(Items from an interface collection)
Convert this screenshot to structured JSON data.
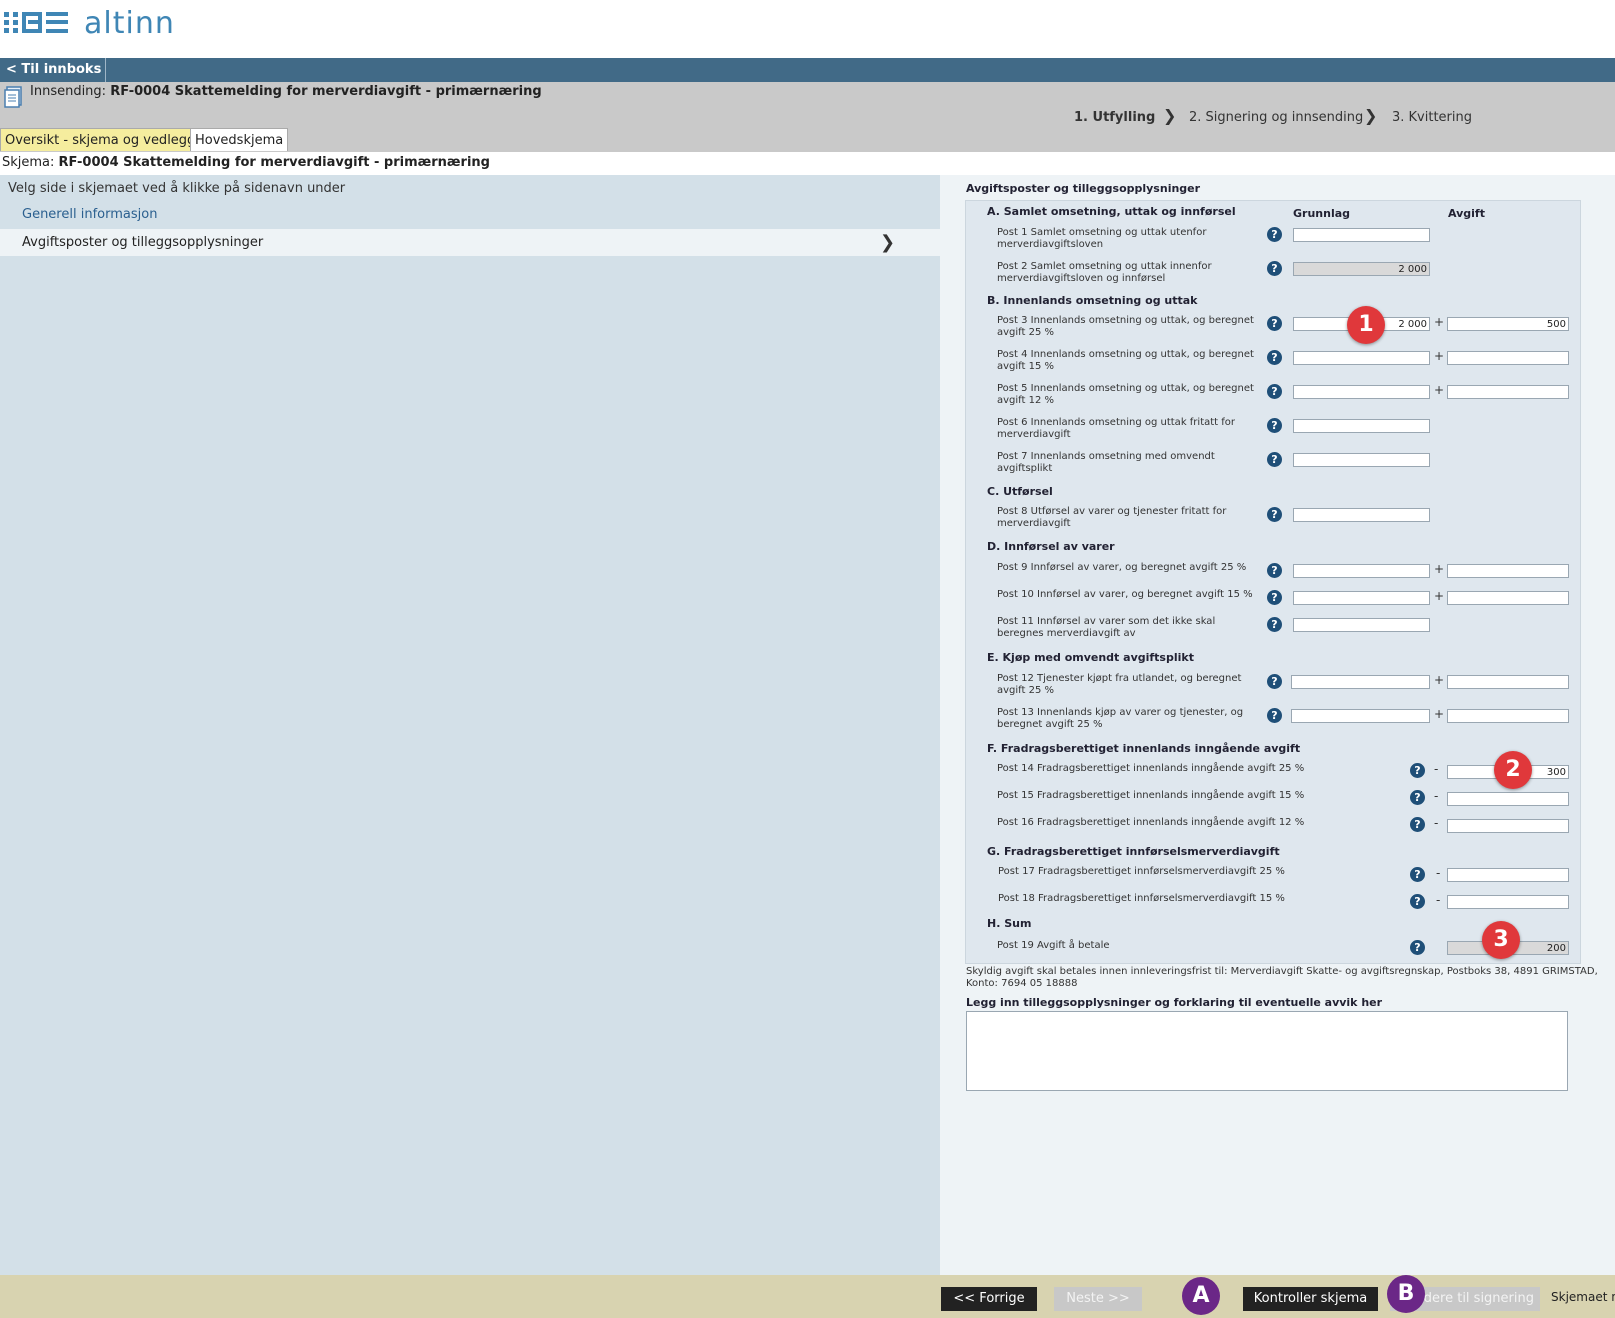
{
  "header": {
    "logo_text": "altinn",
    "back_label": "< Til innboks",
    "innsending_label": "Innsending:",
    "innsending_title": "RF-0004 Skattemelding for merverdiavgift - primærnæring",
    "steps": [
      {
        "label": "1. Utfylling",
        "active": true
      },
      {
        "label": "2. Signering og innsending",
        "active": false
      },
      {
        "label": "3. Kvittering",
        "active": false
      }
    ],
    "tabs": [
      {
        "label": "Oversikt - skjema og vedlegg",
        "selected": false
      },
      {
        "label": "Hovedskjema",
        "selected": true
      }
    ],
    "skjema_label": "Skjema:",
    "skjema_title": "RF-0004 Skattemelding for merverdiavgift - primærnæring"
  },
  "sidebar": {
    "hint": "Velg side i skjemaet ved å klikke på sidenavn under",
    "items": [
      {
        "label": "Generell informasjon"
      },
      {
        "label": "Avgiftsposter og tilleggsopplysninger",
        "selected": true
      }
    ]
  },
  "form": {
    "title": "Avgiftsposter og tilleggsopplysninger",
    "col_grunnlag": "Grunnlag",
    "col_avgift": "Avgift",
    "sections": {
      "a": "A. Samlet omsetning, uttak og innførsel",
      "b": "B. Innenlands omsetning og uttak",
      "c": "C. Utførsel",
      "d": "D. Innførsel av varer",
      "e": "E. Kjøp med omvendt avgiftsplikt",
      "f": "F. Fradragsberettiget innenlands inngående avgift",
      "g": "G. Fradragsberettiget innførselsmerverdiavgift",
      "h": "H. Sum"
    },
    "posts": {
      "p1": {
        "label": "Post 1 Samlet omsetning og uttak utenfor merverdiavgiftsloven",
        "grunnlag": ""
      },
      "p2": {
        "label": "Post 2 Samlet omsetning og uttak innenfor merverdiavgiftsloven og innførsel",
        "grunnlag": "2 000"
      },
      "p3": {
        "label": "Post 3 Innenlands omsetning og uttak, og beregnet avgift 25 %",
        "grunnlag": "2 000",
        "avgift": "500"
      },
      "p4": {
        "label": "Post 4 Innenlands omsetning og uttak, og beregnet avgift 15 %",
        "grunnlag": "",
        "avgift": ""
      },
      "p5": {
        "label": "Post 5 Innenlands omsetning og uttak, og beregnet avgift 12 %",
        "grunnlag": "",
        "avgift": ""
      },
      "p6": {
        "label": "Post 6 Innenlands omsetning og uttak fritatt for merverdiavgift",
        "grunnlag": ""
      },
      "p7": {
        "label": "Post 7 Innenlands omsetning med omvendt avgiftsplikt",
        "grunnlag": ""
      },
      "p8": {
        "label": "Post 8 Utførsel av varer og tjenester fritatt for merverdiavgift",
        "grunnlag": ""
      },
      "p9": {
        "label": "Post 9 Innførsel av varer, og beregnet avgift 25 %",
        "grunnlag": "",
        "avgift": ""
      },
      "p10": {
        "label": "Post 10 Innførsel av varer, og beregnet avgift 15 %",
        "grunnlag": "",
        "avgift": ""
      },
      "p11": {
        "label": "Post 11 Innførsel av varer som det ikke skal beregnes merverdiavgift av",
        "grunnlag": ""
      },
      "p12": {
        "label": "Post 12 Tjenester kjøpt fra utlandet, og beregnet avgift 25 %",
        "grunnlag": "",
        "avgift": ""
      },
      "p13": {
        "label": "Post 13 Innenlands kjøp av varer og tjenester, og beregnet avgift 25 %",
        "grunnlag": "",
        "avgift": ""
      },
      "p14": {
        "label": "Post 14 Fradragsberettiget innenlands inngående avgift 25 %",
        "avgift": "300"
      },
      "p15": {
        "label": "Post 15 Fradragsberettiget innenlands inngående avgift 15 %",
        "avgift": ""
      },
      "p16": {
        "label": "Post 16 Fradragsberettiget innenlands inngående avgift 12 %",
        "avgift": ""
      },
      "p17": {
        "label": "Post 17 Fradragsberettiget innførselsmerverdiavgift 25 %",
        "avgift": ""
      },
      "p18": {
        "label": "Post 18 Fradragsberettiget innførselsmerverdiavgift 15 %",
        "avgift": ""
      },
      "p19": {
        "label": "Post 19 Avgift å betale",
        "avgift": "200"
      }
    },
    "help_glyph": "?",
    "plus": "+",
    "minus": "-",
    "payment_note": "Skyldig avgift skal betales innen innleveringsfrist til: Merverdiavgift Skatte- og avgiftsregnskap, Postboks 38, 4891 GRIMSTAD, Konto: 7694 05 18888",
    "extra_info_label": "Legg inn tilleggsopplysninger og forklaring til eventuelle avvik her",
    "extra_info_value": ""
  },
  "markers": {
    "m1": "1",
    "m2": "2",
    "m3": "3",
    "a": "A",
    "b": "B"
  },
  "footer": {
    "prev": "<< Forrige",
    "next": "Neste >>",
    "check": "Kontroller skjema",
    "sign": "dere til signering",
    "status": "Skjemaet n"
  },
  "colors": {
    "topbar": "#416a87",
    "marker_red": "#e0383b",
    "marker_purple": "#6b2787",
    "link": "#2a5f8f"
  }
}
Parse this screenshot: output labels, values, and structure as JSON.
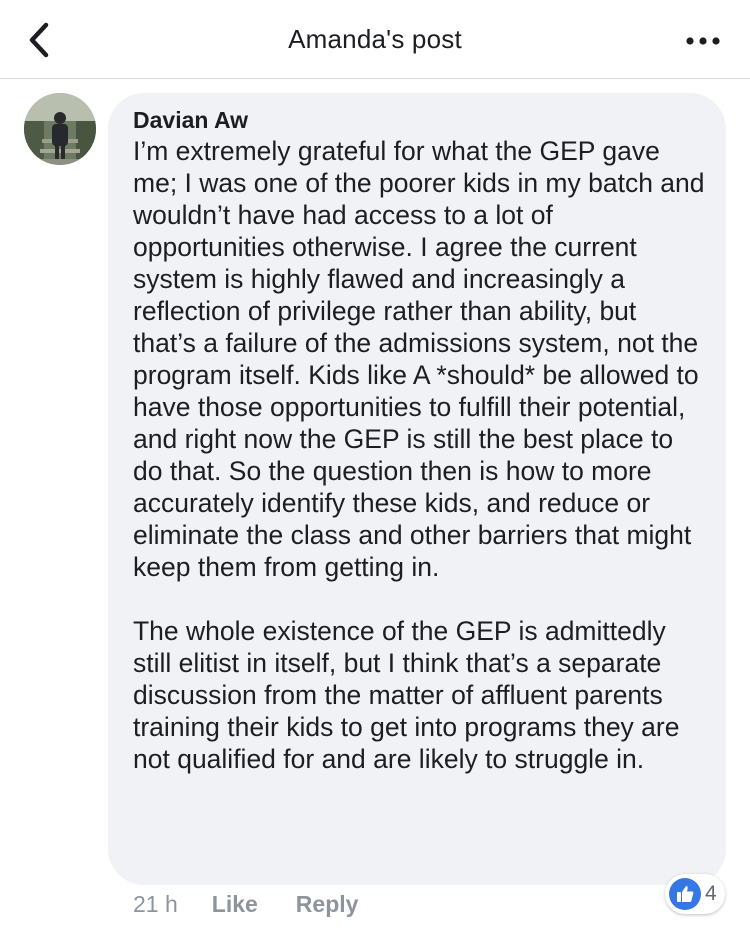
{
  "header": {
    "title": "Amanda's post",
    "back_icon": "chevron-left-icon",
    "more_icon": "more-horizontal-icon"
  },
  "comment": {
    "author": "Davian Aw",
    "paragraphs": [
      "I’m extremely grateful for what the GEP gave me; I was one of the poorer kids in my batch and wouldn’t have had access to a lot of opportunities otherwise. I agree the current system is highly flawed and increasingly a reflection of privilege rather than ability, but that’s a failure of the admissions system, not the program itself. Kids like A *should* be allowed to have those opportunities to fulfill their potential, and right now the GEP is still the best place to do that. So the question then is how to more accurately identify these kids, and reduce or eliminate the class and other barriers that might keep them from getting in.",
      "The whole existence of the GEP is admittedly still elitist in itself, but I think that’s a separate discussion from the matter of affluent parents training their kids to get into programs they are not qualified for and are likely to struggle in."
    ],
    "time": "21 h",
    "like_label": "Like",
    "reply_label": "Reply",
    "reaction_icon": "thumbs-up-icon",
    "reaction_count": "4"
  },
  "colors": {
    "bubble": "#f0f2f5",
    "divider": "#d8dadf",
    "secondary_text": "#8d949e",
    "like_blue": "#3578e5"
  }
}
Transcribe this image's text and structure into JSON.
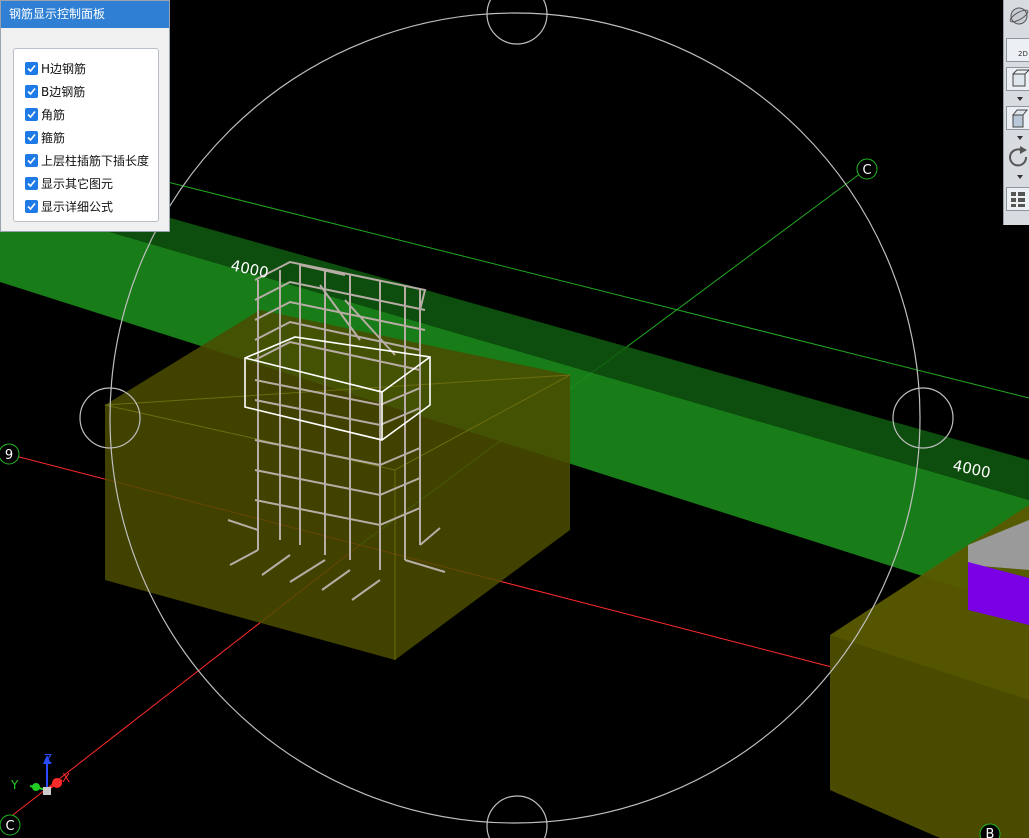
{
  "panel": {
    "title": "钢筋显示控制面板",
    "options": [
      {
        "label": "H边钢筋",
        "checked": true
      },
      {
        "label": "B边钢筋",
        "checked": true
      },
      {
        "label": "角筋",
        "checked": true
      },
      {
        "label": "箍筋",
        "checked": true
      },
      {
        "label": "上层柱插筋下插长度",
        "checked": true
      },
      {
        "label": "显示其它图元",
        "checked": true
      },
      {
        "label": "显示详细公式",
        "checked": true
      }
    ]
  },
  "viewport": {
    "dimensions": [
      "4000",
      "4000"
    ],
    "axis_markers": [
      "C",
      "9",
      "C",
      "B"
    ],
    "gizmo": {
      "x": "X",
      "y": "Y",
      "z": "Z"
    },
    "colors": {
      "beam": "#1f8f1f",
      "footing": "#5a5a00",
      "rebar": "#b8ada6",
      "axis_red": "#ff2a2a",
      "axis_green": "#22bb22",
      "orbit": "#bfbfbf",
      "purple": "#7a00e6"
    }
  },
  "toolbar": {
    "view_2d_label": "2D",
    "icons": [
      "orbit-icon",
      "view-2d-icon",
      "view-box-icon",
      "view-cube-icon",
      "rotate-icon",
      "settings-grid-icon"
    ]
  }
}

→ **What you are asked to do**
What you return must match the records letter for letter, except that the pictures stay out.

→ **Expected output**
Convert this screenshot to structured JSON data.
{
  "header": {
    "logo_text": "altinn",
    "back_label": "< Til innboks",
    "innsending_label": "Innsending:",
    "innsending_title": "RF-0004 Skattemelding for merverdiavgift - primærnæring",
    "steps": [
      {
        "label": "1. Utfylling",
        "active": true
      },
      {
        "label": "2. Signering og innsending",
        "active": false
      },
      {
        "label": "3. Kvittering",
        "active": false
      }
    ],
    "tabs": [
      {
        "label": "Oversikt - skjema og vedlegg",
        "selected": false
      },
      {
        "label": "Hovedskjema",
        "selected": true
      }
    ],
    "skjema_label": "Skjema:",
    "skjema_title": "RF-0004 Skattemelding for merverdiavgift - primærnæring"
  },
  "sidebar": {
    "hint": "Velg side i skjemaet ved å klikke på sidenavn under",
    "items": [
      {
        "label": "Generell informasjon"
      },
      {
        "label": "Avgiftsposter og tilleggsopplysninger",
        "selected": true
      }
    ]
  },
  "form": {
    "title": "Avgiftsposter og tilleggsopplysninger",
    "col_grunnlag": "Grunnlag",
    "col_avgift": "Avgift",
    "sections": {
      "a": "A. Samlet omsetning, uttak og innførsel",
      "b": "B. Innenlands omsetning og uttak",
      "c": "C. Utførsel",
      "d": "D. Innførsel av varer",
      "e": "E. Kjøp med omvendt avgiftsplikt",
      "f": "F. Fradragsberettiget innenlands inngående avgift",
      "g": "G. Fradragsberettiget innførselsmerverdiavgift",
      "h": "H. Sum"
    },
    "posts": {
      "p1": {
        "label": "Post 1 Samlet omsetning og uttak utenfor merverdiavgiftsloven",
        "grunnlag": ""
      },
      "p2": {
        "label": "Post 2 Samlet omsetning og uttak innenfor merverdiavgiftsloven og innførsel",
        "grunnlag": "2 000"
      },
      "p3": {
        "label": "Post 3 Innenlands omsetning og uttak, og beregnet avgift 25 %",
        "grunnlag": "2 000",
        "avgift": "500"
      },
      "p4": {
        "label": "Post 4 Innenlands omsetning og uttak, og beregnet avgift 15 %",
        "grunnlag": "",
        "avgift": ""
      },
      "p5": {
        "label": "Post 5 Innenlands omsetning og uttak, og beregnet avgift 12 %",
        "grunnlag": "",
        "avgift": ""
      },
      "p6": {
        "label": "Post 6 Innenlands omsetning og uttak fritatt for merverdiavgift",
        "grunnlag": ""
      },
      "p7": {
        "label": "Post 7 Innenlands omsetning med omvendt avgiftsplikt",
        "grunnlag": ""
      },
      "p8": {
        "label": "Post 8 Utførsel av varer og tjenester fritatt for merverdiavgift",
        "grunnlag": ""
      },
      "p9": {
        "label": "Post 9 Innførsel av varer, og beregnet avgift 25 %",
        "grunnlag": "",
        "avgift": ""
      },
      "p10": {
        "label": "Post 10 Innførsel av varer, og beregnet avgift 15 %",
        "grunnlag": "",
        "avgift": ""
      },
      "p11": {
        "label": "Post 11 Innførsel av varer som det ikke skal beregnes merverdiavgift av",
        "grunnlag": ""
      },
      "p12": {
        "label": "Post 12 Tjenester kjøpt fra utlandet, og beregnet avgift 25 %",
        "grunnlag": "",
        "avgift": ""
      },
      "p13": {
        "label": "Post 13 Innenlands kjøp av varer og tjenester, og beregnet avgift 25 %",
        "grunnlag": "",
        "avgift": ""
      },
      "p14": {
        "label": "Post 14 Fradragsberettiget innenlands inngående avgift 25 %",
        "avgift": "300"
      },
      "p15": {
        "label": "Post 15 Fradragsberettiget innenlands inngående avgift 15 %",
        "avgift": ""
      },
      "p16": {
        "label": "Post 16 Fradragsberettiget innenlands inngående avgift 12 %",
        "avgift": ""
      },
      "p17": {
        "label": "Post 17 Fradragsberettiget innførselsmerverdiavgift 25 %",
        "avgift": ""
      },
      "p18": {
        "label": "Post 18 Fradragsberettiget innførselsmerverdiavgift 15 %",
        "avgift": ""
      },
      "p19": {
        "label": "Post 19 Avgift å betale",
        "avgift": "200"
      }
    },
    "help_glyph": "?",
    "plus": "+",
    "minus": "-",
    "payment_note": "Skyldig avgift skal betales innen innleveringsfrist til: Merverdiavgift Skatte- og avgiftsregnskap, Postboks 38, 4891 GRIMSTAD, Konto: 7694 05 18888",
    "extra_info_label": "Legg inn tilleggsopplysninger og forklaring til eventuelle avvik her",
    "extra_info_value": ""
  },
  "markers": {
    "m1": "1",
    "m2": "2",
    "m3": "3",
    "a": "A",
    "b": "B"
  },
  "footer": {
    "prev": "<< Forrige",
    "next": "Neste >>",
    "check": "Kontroller skjema",
    "sign": "dere til signering",
    "status": "Skjemaet n"
  },
  "colors": {
    "topbar": "#416a87",
    "marker_red": "#e0383b",
    "marker_purple": "#6b2787",
    "link": "#2a5f8f"
  }
}
Parse this screenshot: output labels, values, and structure as JSON.
{
  "header": {
    "title": "Amanda's post",
    "back_icon": "chevron-left-icon",
    "more_icon": "more-horizontal-icon"
  },
  "comment": {
    "author": "Davian Aw",
    "paragraphs": [
      "I’m extremely grateful for what the GEP gave me; I was one of the poorer kids in my batch and wouldn’t have had access to a lot of opportunities otherwise. I agree the current system is highly flawed and increasingly a reflection of privilege rather than ability, but that’s a failure of the admissions system, not the program itself. Kids like A *should* be allowed to have those opportunities to fulfill their potential, and right now the GEP is still the best place to do that. So the question then is how to more accurately identify these kids, and reduce or eliminate the class and other barriers that might keep them from getting in.",
      "The whole existence of the GEP is admittedly still elitist in itself, but I think that’s a separate discussion from the matter of affluent parents training their kids to get into programs they are not qualified for and are likely to struggle in."
    ],
    "time": "21 h",
    "like_label": "Like",
    "reply_label": "Reply",
    "reaction_icon": "thumbs-up-icon",
    "reaction_count": "4"
  },
  "colors": {
    "bubble": "#f0f2f5",
    "divider": "#d8dadf",
    "secondary_text": "#8d949e",
    "like_blue": "#3578e5"
  }
}
Transcribe this image's text and structure into JSON.
{
  "panel": {
    "title": "钢筋显示控制面板",
    "options": [
      {
        "label": "H边钢筋",
        "checked": true
      },
      {
        "label": "B边钢筋",
        "checked": true
      },
      {
        "label": "角筋",
        "checked": true
      },
      {
        "label": "箍筋",
        "checked": true
      },
      {
        "label": "上层柱插筋下插长度",
        "checked": true
      },
      {
        "label": "显示其它图元",
        "checked": true
      },
      {
        "label": "显示详细公式",
        "checked": true
      }
    ]
  },
  "viewport": {
    "dimensions": [
      "4000",
      "4000"
    ],
    "axis_markers": [
      "C",
      "9",
      "C",
      "B"
    ],
    "gizmo": {
      "x": "X",
      "y": "Y",
      "z": "Z"
    },
    "colors": {
      "beam": "#1f8f1f",
      "footing": "#5a5a00",
      "rebar": "#b8ada6",
      "axis_red": "#ff2a2a",
      "axis_green": "#22bb22",
      "orbit": "#bfbfbf",
      "purple": "#7a00e6"
    }
  },
  "toolbar": {
    "view_2d_label": "2D",
    "icons": [
      "orbit-icon",
      "view-2d-icon",
      "view-box-icon",
      "view-cube-icon",
      "rotate-icon",
      "settings-grid-icon"
    ]
  }
}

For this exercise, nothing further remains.